Type out all the records word for word. Any pictures are to be left out.

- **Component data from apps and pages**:
# # # # #
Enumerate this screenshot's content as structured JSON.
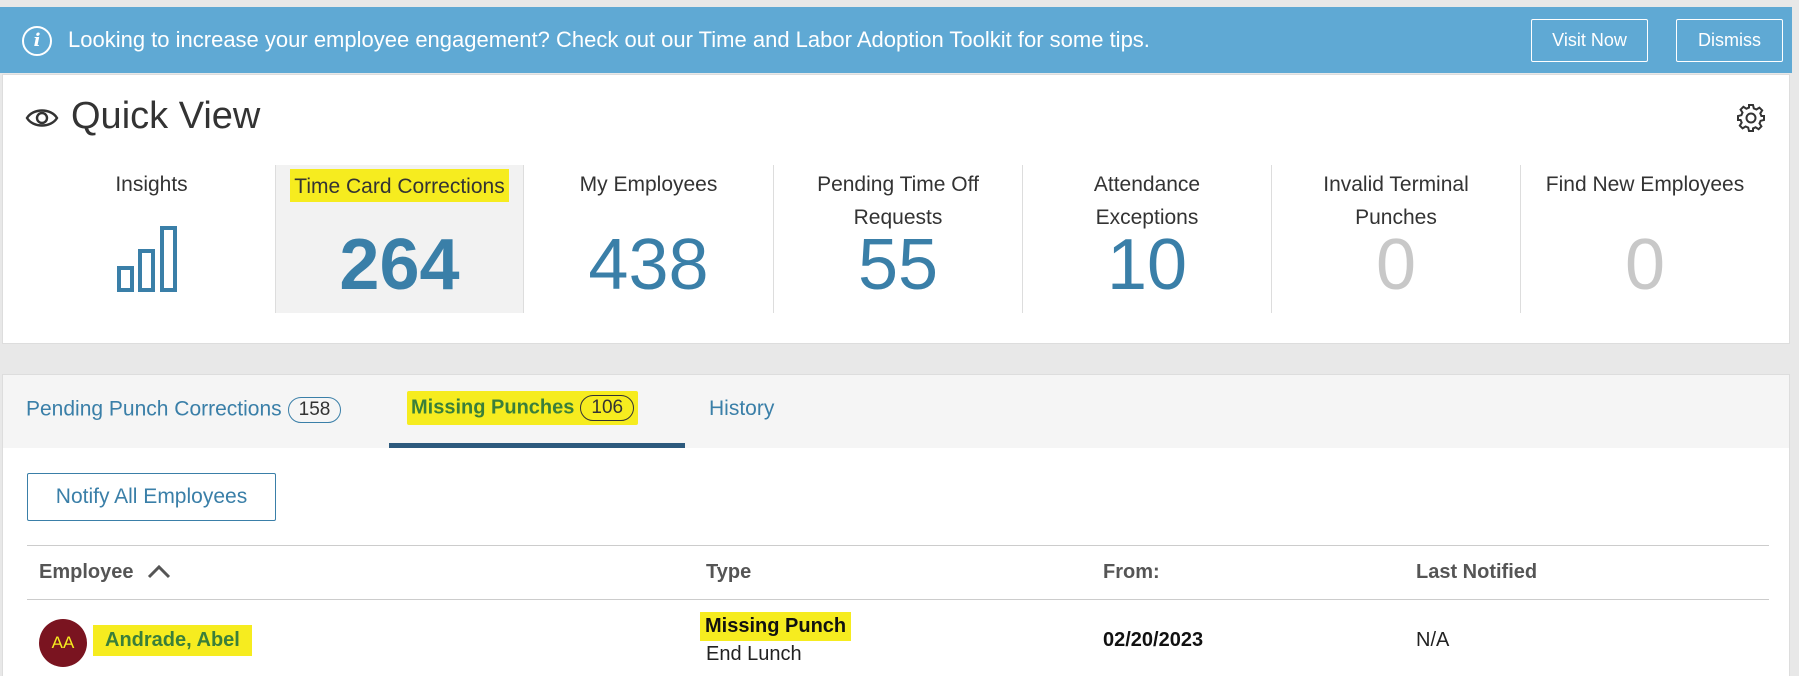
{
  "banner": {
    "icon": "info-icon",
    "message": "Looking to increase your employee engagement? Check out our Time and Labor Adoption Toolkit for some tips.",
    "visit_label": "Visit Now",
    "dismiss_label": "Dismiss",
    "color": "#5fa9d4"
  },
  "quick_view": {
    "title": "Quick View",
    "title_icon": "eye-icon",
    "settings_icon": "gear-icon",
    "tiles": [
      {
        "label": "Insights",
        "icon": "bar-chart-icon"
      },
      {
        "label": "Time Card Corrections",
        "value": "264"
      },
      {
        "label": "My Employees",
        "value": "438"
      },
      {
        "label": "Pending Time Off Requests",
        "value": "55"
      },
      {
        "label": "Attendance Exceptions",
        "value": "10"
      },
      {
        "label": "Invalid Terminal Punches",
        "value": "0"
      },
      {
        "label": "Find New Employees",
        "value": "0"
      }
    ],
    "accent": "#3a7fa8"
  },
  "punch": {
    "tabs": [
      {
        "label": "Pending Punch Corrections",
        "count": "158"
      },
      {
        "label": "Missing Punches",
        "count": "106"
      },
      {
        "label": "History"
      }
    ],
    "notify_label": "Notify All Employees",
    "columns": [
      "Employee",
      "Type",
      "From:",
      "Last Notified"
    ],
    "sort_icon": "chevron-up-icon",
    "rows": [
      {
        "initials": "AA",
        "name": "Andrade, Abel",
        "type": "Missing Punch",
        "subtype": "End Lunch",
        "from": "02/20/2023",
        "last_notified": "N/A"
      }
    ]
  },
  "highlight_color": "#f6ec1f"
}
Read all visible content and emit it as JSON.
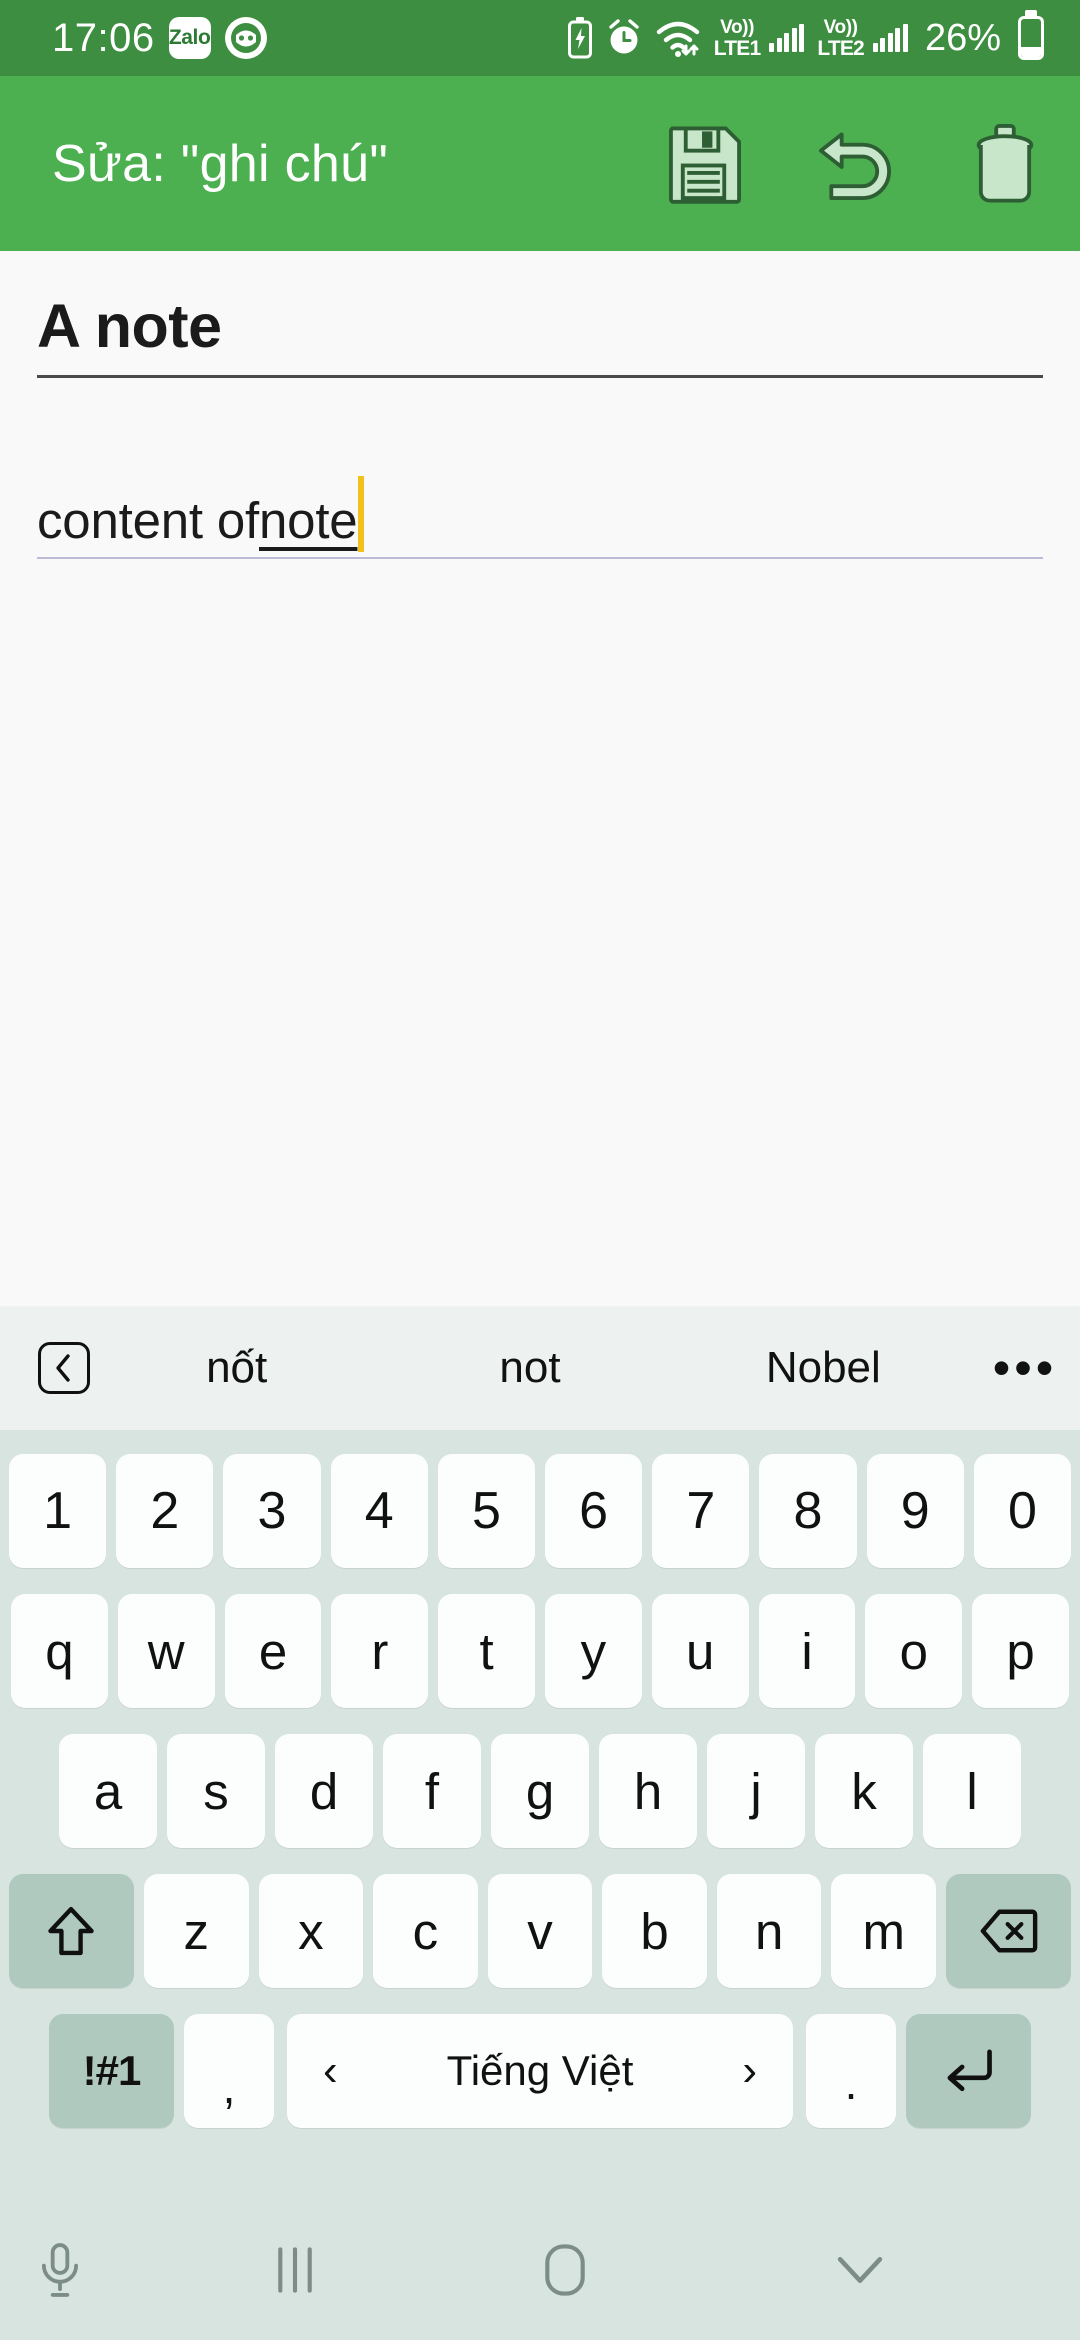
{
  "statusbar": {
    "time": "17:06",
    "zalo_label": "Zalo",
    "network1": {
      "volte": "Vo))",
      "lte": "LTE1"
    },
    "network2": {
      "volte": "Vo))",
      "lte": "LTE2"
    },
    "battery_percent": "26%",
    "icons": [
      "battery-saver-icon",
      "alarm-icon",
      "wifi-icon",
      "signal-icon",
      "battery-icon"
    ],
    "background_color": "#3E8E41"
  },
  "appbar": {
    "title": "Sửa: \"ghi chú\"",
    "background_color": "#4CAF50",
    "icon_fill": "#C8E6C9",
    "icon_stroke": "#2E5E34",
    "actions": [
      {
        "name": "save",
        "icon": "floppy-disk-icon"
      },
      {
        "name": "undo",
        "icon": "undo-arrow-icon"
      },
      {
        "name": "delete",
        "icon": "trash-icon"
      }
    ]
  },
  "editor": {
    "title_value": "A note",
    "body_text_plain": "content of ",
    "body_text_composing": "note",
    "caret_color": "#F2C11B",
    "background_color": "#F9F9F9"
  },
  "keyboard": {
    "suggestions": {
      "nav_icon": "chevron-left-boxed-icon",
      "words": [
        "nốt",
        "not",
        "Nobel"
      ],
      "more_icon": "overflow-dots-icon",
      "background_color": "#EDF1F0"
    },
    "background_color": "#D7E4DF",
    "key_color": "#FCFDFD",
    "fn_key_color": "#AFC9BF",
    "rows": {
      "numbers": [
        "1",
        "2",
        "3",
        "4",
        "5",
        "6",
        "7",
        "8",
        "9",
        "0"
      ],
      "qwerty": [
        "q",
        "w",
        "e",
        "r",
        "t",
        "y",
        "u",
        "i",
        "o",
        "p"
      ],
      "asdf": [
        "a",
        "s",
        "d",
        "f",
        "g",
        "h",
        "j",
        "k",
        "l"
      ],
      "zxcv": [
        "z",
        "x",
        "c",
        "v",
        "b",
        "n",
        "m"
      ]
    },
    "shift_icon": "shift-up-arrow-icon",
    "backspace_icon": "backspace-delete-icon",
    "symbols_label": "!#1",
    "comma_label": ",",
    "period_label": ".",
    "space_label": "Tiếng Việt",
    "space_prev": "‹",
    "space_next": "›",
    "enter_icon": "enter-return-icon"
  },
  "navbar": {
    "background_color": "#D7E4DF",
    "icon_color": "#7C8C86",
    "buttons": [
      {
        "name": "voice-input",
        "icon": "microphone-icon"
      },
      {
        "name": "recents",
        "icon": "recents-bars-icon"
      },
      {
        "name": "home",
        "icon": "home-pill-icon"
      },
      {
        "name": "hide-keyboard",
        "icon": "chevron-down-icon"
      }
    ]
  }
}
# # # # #
- **Final answer**:
Enumerate this screenshot's content as structured JSON.
{
  "banner": {
    "icon": "info-icon",
    "message": "Looking to increase your employee engagement? Check out our Time and Labor Adoption Toolkit for some tips.",
    "visit_label": "Visit Now",
    "dismiss_label": "Dismiss",
    "color": "#5fa9d4"
  },
  "quick_view": {
    "title": "Quick View",
    "title_icon": "eye-icon",
    "settings_icon": "gear-icon",
    "tiles": [
      {
        "label": "Insights",
        "icon": "bar-chart-icon"
      },
      {
        "label": "Time Card Corrections",
        "value": "264"
      },
      {
        "label": "My Employees",
        "value": "438"
      },
      {
        "label": "Pending Time Off Requests",
        "value": "55"
      },
      {
        "label": "Attendance Exceptions",
        "value": "10"
      },
      {
        "label": "Invalid Terminal Punches",
        "value": "0"
      },
      {
        "label": "Find New Employees",
        "value": "0"
      }
    ],
    "accent": "#3a7fa8"
  },
  "punch": {
    "tabs": [
      {
        "label": "Pending Punch Corrections",
        "count": "158"
      },
      {
        "label": "Missing Punches",
        "count": "106"
      },
      {
        "label": "History"
      }
    ],
    "notify_label": "Notify All Employees",
    "columns": [
      "Employee",
      "Type",
      "From:",
      "Last Notified"
    ],
    "sort_icon": "chevron-up-icon",
    "rows": [
      {
        "initials": "AA",
        "name": "Andrade, Abel",
        "type": "Missing Punch",
        "subtype": "End Lunch",
        "from": "02/20/2023",
        "last_notified": "N/A"
      }
    ]
  },
  "highlight_color": "#f6ec1f"
}
Read all visible content and emit it as JSON.
{
  "statusbar": {
    "time": "17:06",
    "zalo_label": "Zalo",
    "network1": {
      "volte": "Vo))",
      "lte": "LTE1"
    },
    "network2": {
      "volte": "Vo))",
      "lte": "LTE2"
    },
    "battery_percent": "26%",
    "icons": [
      "battery-saver-icon",
      "alarm-icon",
      "wifi-icon",
      "signal-icon",
      "battery-icon"
    ],
    "background_color": "#3E8E41"
  },
  "appbar": {
    "title": "Sửa: \"ghi chú\"",
    "background_color": "#4CAF50",
    "icon_fill": "#C8E6C9",
    "icon_stroke": "#2E5E34",
    "actions": [
      {
        "name": "save",
        "icon": "floppy-disk-icon"
      },
      {
        "name": "undo",
        "icon": "undo-arrow-icon"
      },
      {
        "name": "delete",
        "icon": "trash-icon"
      }
    ]
  },
  "editor": {
    "title_value": "A note",
    "body_text_plain": "content of ",
    "body_text_composing": "note",
    "caret_color": "#F2C11B",
    "background_color": "#F9F9F9"
  },
  "keyboard": {
    "suggestions": {
      "nav_icon": "chevron-left-boxed-icon",
      "words": [
        "nốt",
        "not",
        "Nobel"
      ],
      "more_icon": "overflow-dots-icon",
      "background_color": "#EDF1F0"
    },
    "background_color": "#D7E4DF",
    "key_color": "#FCFDFD",
    "fn_key_color": "#AFC9BF",
    "rows": {
      "numbers": [
        "1",
        "2",
        "3",
        "4",
        "5",
        "6",
        "7",
        "8",
        "9",
        "0"
      ],
      "qwerty": [
        "q",
        "w",
        "e",
        "r",
        "t",
        "y",
        "u",
        "i",
        "o",
        "p"
      ],
      "asdf": [
        "a",
        "s",
        "d",
        "f",
        "g",
        "h",
        "j",
        "k",
        "l"
      ],
      "zxcv": [
        "z",
        "x",
        "c",
        "v",
        "b",
        "n",
        "m"
      ]
    },
    "shift_icon": "shift-up-arrow-icon",
    "backspace_icon": "backspace-delete-icon",
    "symbols_label": "!#1",
    "comma_label": ",",
    "period_label": ".",
    "space_label": "Tiếng Việt",
    "space_prev": "‹",
    "space_next": "›",
    "enter_icon": "enter-return-icon"
  },
  "navbar": {
    "background_color": "#D7E4DF",
    "icon_color": "#7C8C86",
    "buttons": [
      {
        "name": "voice-input",
        "icon": "microphone-icon"
      },
      {
        "name": "recents",
        "icon": "recents-bars-icon"
      },
      {
        "name": "home",
        "icon": "home-pill-icon"
      },
      {
        "name": "hide-keyboard",
        "icon": "chevron-down-icon"
      }
    ]
  }
}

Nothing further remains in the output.